VIA “weeklystandard.com” by Mark Hemingway
In 2012, U.S. Ambassador to Kenya Scott Gration abruptly stepped down from his post. According to a Foreign Policy report by Josh Rogin (now a reporter for Bloomberg), Gration was the subject of a whithering evaluation from the State Department:
The impending release of a highly critical report by the State Department’s Inspector General’s office prompted the sudden resignation Friday of U.S. Ambassador to Kenya Scott Gration, according to administration and congressional sources.
The report was described to The Cable by multiple people briefed on its contents as one of the worst reviews of an ambassador’s performance written by the IG’s staff in several years.
While Gration was fired for a myriad of reasons, one passage of the damning report leaps out in light of recent events:

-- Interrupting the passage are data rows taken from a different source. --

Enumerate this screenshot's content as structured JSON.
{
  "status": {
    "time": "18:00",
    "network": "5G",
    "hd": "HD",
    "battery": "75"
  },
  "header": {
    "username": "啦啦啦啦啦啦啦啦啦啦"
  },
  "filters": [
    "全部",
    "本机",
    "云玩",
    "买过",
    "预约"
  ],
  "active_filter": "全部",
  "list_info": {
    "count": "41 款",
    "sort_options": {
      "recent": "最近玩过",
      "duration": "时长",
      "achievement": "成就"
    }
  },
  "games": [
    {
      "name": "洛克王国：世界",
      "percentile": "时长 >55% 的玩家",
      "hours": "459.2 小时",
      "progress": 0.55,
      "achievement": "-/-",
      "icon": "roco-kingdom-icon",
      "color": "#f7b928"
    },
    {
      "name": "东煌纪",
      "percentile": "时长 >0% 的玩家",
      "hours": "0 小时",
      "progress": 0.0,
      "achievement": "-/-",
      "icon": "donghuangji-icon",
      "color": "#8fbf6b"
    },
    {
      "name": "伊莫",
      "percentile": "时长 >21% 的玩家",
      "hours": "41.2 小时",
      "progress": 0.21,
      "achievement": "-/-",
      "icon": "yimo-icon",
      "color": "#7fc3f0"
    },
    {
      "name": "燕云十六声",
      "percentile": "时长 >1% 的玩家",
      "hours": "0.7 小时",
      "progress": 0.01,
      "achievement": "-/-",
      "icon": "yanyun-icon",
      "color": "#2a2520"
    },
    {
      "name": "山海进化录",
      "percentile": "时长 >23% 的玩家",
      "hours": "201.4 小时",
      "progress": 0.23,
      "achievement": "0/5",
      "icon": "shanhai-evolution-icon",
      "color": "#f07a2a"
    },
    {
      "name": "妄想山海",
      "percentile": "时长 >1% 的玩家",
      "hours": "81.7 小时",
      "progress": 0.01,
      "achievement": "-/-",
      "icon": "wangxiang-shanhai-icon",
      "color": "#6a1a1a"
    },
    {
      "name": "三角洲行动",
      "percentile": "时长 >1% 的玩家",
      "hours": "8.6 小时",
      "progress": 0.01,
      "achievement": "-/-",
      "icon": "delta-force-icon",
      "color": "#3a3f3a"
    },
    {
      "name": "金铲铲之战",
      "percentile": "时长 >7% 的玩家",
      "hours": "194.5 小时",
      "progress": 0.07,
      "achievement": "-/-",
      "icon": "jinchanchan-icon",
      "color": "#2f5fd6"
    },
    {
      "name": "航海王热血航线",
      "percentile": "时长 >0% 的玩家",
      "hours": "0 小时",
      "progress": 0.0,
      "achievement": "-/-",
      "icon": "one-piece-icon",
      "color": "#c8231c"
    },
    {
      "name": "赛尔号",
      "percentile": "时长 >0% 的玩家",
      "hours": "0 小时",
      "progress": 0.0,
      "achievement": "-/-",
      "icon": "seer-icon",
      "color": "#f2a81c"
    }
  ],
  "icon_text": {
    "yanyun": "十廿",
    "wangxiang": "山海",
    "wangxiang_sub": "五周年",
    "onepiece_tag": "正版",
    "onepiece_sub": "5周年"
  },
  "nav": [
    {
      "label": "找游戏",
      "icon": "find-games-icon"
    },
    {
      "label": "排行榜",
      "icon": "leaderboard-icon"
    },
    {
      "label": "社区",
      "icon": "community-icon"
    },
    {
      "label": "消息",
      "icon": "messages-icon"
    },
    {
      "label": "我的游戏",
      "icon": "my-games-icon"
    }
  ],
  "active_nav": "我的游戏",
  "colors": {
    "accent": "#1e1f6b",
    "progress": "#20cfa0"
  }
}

Very soon after the Ambassador’s arrival in May 2011, he broadcast his lack of confidence in the information management staff. Because the information management office could not change the Department’s policy for handling Sensitive But Unclassified material, he assumed charge of the mission’s information management operations. He ordered a commercial Internet connection installed in his embassy office bathroom so he could work there on a laptop not connected to the Department email system. He drafted and distributed a mission policy authorizing himself and other mission personnel to use commercial email for daily communication of official government business. During the inspection, the Ambassador continued to use commercial email for official government business. The Department email system provides automatic security, record-keeping, and backup functions as required. The Ambassador’s requirements for use of commercial email in the office and his flouting of direct instructions to adhere to Department policy have placed the information management staff in a conundrum: balancing the desire to be responsive to their mission leader and the need to adhere to Department regulations and government information security standards.

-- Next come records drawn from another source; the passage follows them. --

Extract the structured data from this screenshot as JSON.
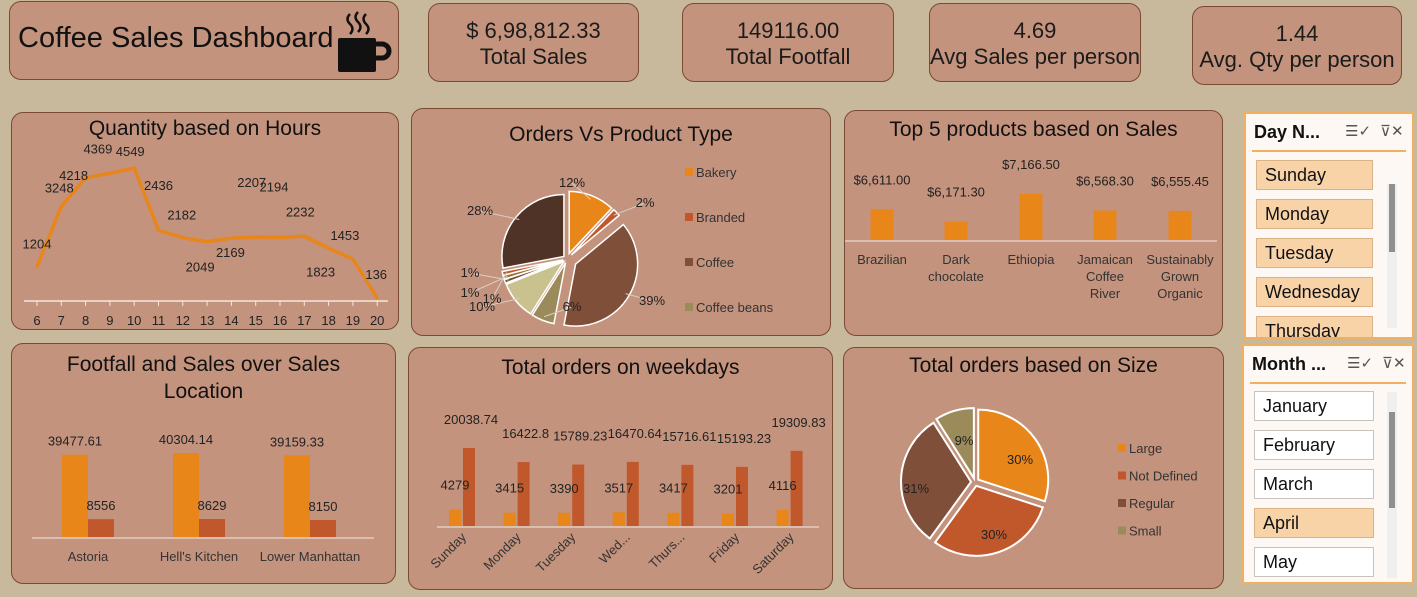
{
  "header": {
    "title": "Coffee Sales Dashboard",
    "icon": "coffee-cup-icon"
  },
  "kpis": [
    {
      "value": "$  6,98,812.33",
      "label": "Total Sales"
    },
    {
      "value": "149116.00",
      "label": "Total Footfall"
    },
    {
      "value": "4.69",
      "label": "Avg Sales per person"
    },
    {
      "value": "1.44",
      "label": "Avg. Qty per person"
    }
  ],
  "colors": {
    "background": "#c9b99c",
    "card": "#c4937d",
    "orange": "#e8861a",
    "rust": "#c0582c",
    "brown": "#7f4f3a",
    "dark": "#4e3326",
    "olive": "#9c8b5a"
  },
  "charts": {
    "hours": {
      "title": "Quantity based on Hours"
    },
    "product_type": {
      "title": "Orders Vs Product Type"
    },
    "top5": {
      "title": "Top 5 products based on Sales"
    },
    "location": {
      "title_line1": "Footfall and Sales over Sales",
      "title_line2": "Location"
    },
    "weekdays": {
      "title": "Total orders on weekdays"
    },
    "size": {
      "title": "Total orders based on Size"
    }
  },
  "chart_data": [
    {
      "type": "line",
      "title": "Quantity based on Hours",
      "x": [
        "6",
        "7",
        "8",
        "9",
        "10",
        "11",
        "12",
        "13",
        "14",
        "15",
        "16",
        "17",
        "18",
        "19",
        "20"
      ],
      "values": [
        1204,
        3248,
        4218,
        4369,
        4549,
        2436,
        2182,
        2049,
        2169,
        2207,
        2194,
        2232,
        1823,
        1453,
        136
      ]
    },
    {
      "type": "pie",
      "title": "Orders Vs Product Type",
      "legend": [
        "Bakery",
        "Branded",
        "Coffee",
        "Coffee beans"
      ],
      "slice_labels": [
        "12%",
        "2%",
        "39%",
        "6%",
        "10%",
        "1%",
        "1%",
        "1%",
        "28%"
      ],
      "values": [
        12,
        2,
        39,
        6,
        10,
        1,
        1,
        1,
        28
      ]
    },
    {
      "type": "bar",
      "title": "Top 5 products based on Sales",
      "categories": [
        "Brazilian",
        "Dark chocolate",
        "Ethiopia",
        "Jamaican Coffee River",
        "Sustainably Grown Organic"
      ],
      "category_lines": [
        [
          "Brazilian"
        ],
        [
          "Dark",
          "chocolate"
        ],
        [
          "Ethiopia"
        ],
        [
          "Jamaican",
          "Coffee",
          "River"
        ],
        [
          "Sustainably",
          "Grown",
          "Organic"
        ]
      ],
      "values": [
        6611.0,
        6171.3,
        7166.5,
        6568.3,
        6555.45
      ],
      "value_labels": [
        "$6,611.00",
        "$6,171.30",
        "$7,166.50",
        "$6,568.30",
        "$6,555.45"
      ]
    },
    {
      "type": "bar",
      "title": "Footfall and Sales over Sales Location",
      "categories": [
        "Astoria",
        "Hell's Kitchen",
        "Lower Manhattan"
      ],
      "series": [
        {
          "values": [
            39477.61,
            40304.14,
            39159.33
          ]
        },
        {
          "values": [
            8556,
            8629,
            8150
          ]
        }
      ]
    },
    {
      "type": "bar",
      "title": "Total orders on weekdays",
      "categories": [
        "Sunday",
        "Monday",
        "Tuesday",
        "Wed...",
        "Thurs...",
        "Friday",
        "Saturday"
      ],
      "series": [
        {
          "values": [
            4279,
            3415,
            3390,
            3517,
            3417,
            3201,
            4116
          ]
        },
        {
          "values": [
            20038.74,
            16422.8,
            15789.23,
            16470.64,
            15716.61,
            15193.23,
            19309.83
          ]
        }
      ]
    },
    {
      "type": "pie",
      "title": "Total orders based on Size",
      "legend": [
        "Large",
        "Not Defined",
        "Regular",
        "Small"
      ],
      "values": [
        30,
        30,
        31,
        9
      ],
      "slice_labels": [
        "30%",
        "30%",
        "31%",
        "9%"
      ]
    }
  ],
  "slicers": {
    "day": {
      "title": "Day N...",
      "items": [
        "Sunday",
        "Monday",
        "Tuesday",
        "Wednesday",
        "Thursday"
      ]
    },
    "month": {
      "title": "Month ...",
      "items": [
        "January",
        "February",
        "March",
        "April",
        "May"
      ]
    }
  }
}
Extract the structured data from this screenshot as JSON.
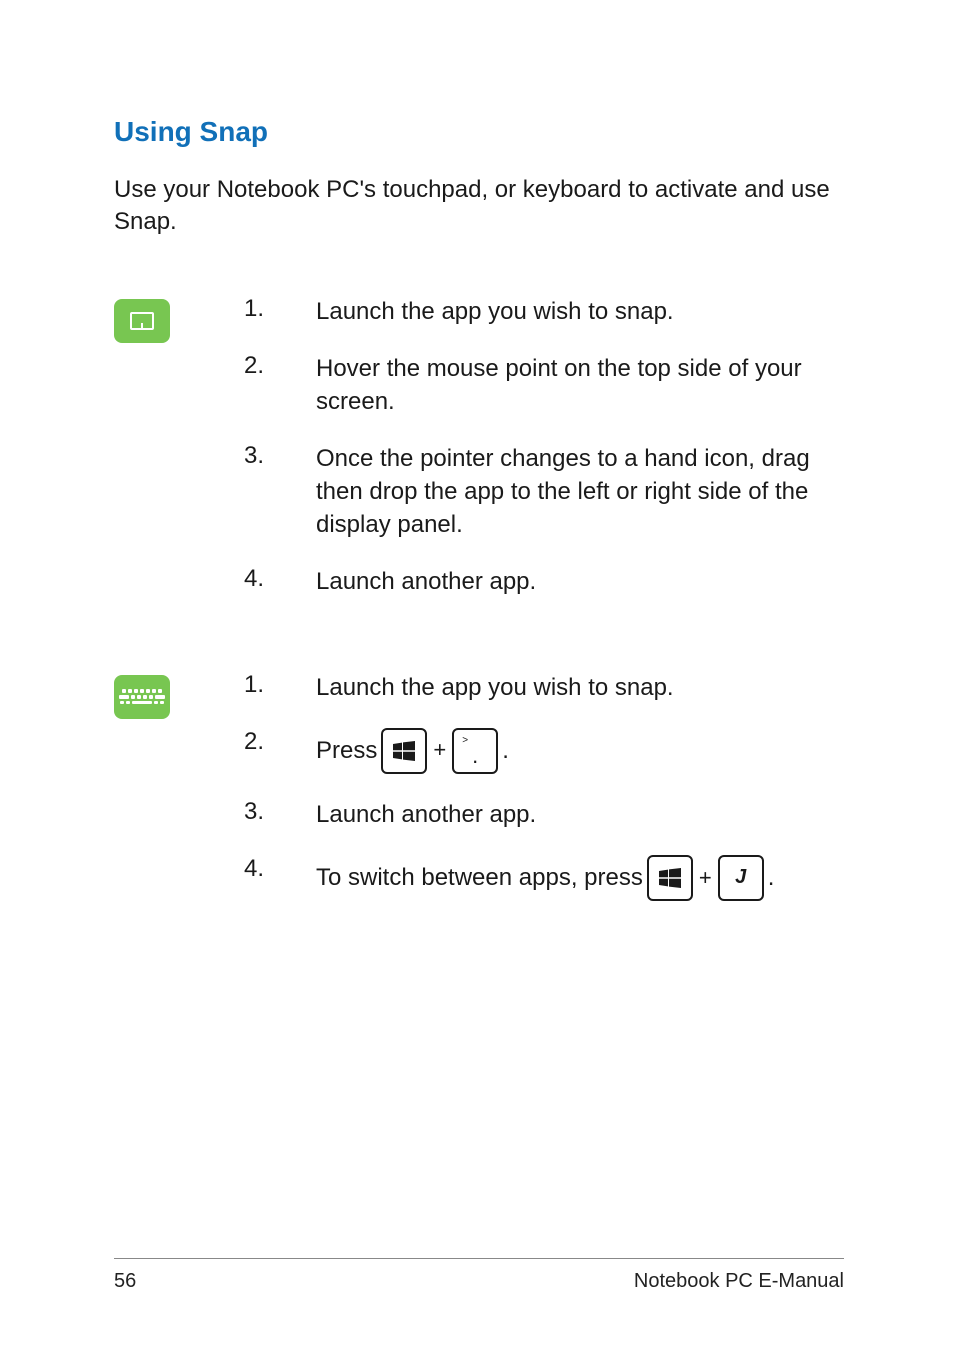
{
  "heading": "Using Snap",
  "intro": "Use your Notebook PC's touchpad, or keyboard to activate and use Snap.",
  "touchpad_steps": [
    {
      "num": "1.",
      "text": "Launch the app you wish to snap."
    },
    {
      "num": "2.",
      "text": "Hover the mouse point on the top side of your screen."
    },
    {
      "num": "3.",
      "text": "Once the pointer changes to a hand icon, drag then drop the app to the left or right side of the display panel."
    },
    {
      "num": "4.",
      "text": "Launch another app."
    }
  ],
  "keyboard_steps": {
    "s1": {
      "num": "1.",
      "text": "Launch the app you wish to snap."
    },
    "s2": {
      "num": "2.",
      "prefix": "Press ",
      "suffix": "."
    },
    "s3": {
      "num": "3.",
      "text": "Launch another app."
    },
    "s4": {
      "num": "4.",
      "prefix": "To switch between apps, press ",
      "suffix": "."
    }
  },
  "keycaps": {
    "plus": "+",
    "period_gt": ">",
    "period_dot": ".",
    "j_label": "J"
  },
  "footer": {
    "page": "56",
    "title": "Notebook PC E-Manual"
  }
}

In other words, State Department policy was very clear. Using a private email outside the State Department’s secure system was completely unacceptable. If this applied to ambassadors, one would think it was sensible policy for the Secretary of State as well.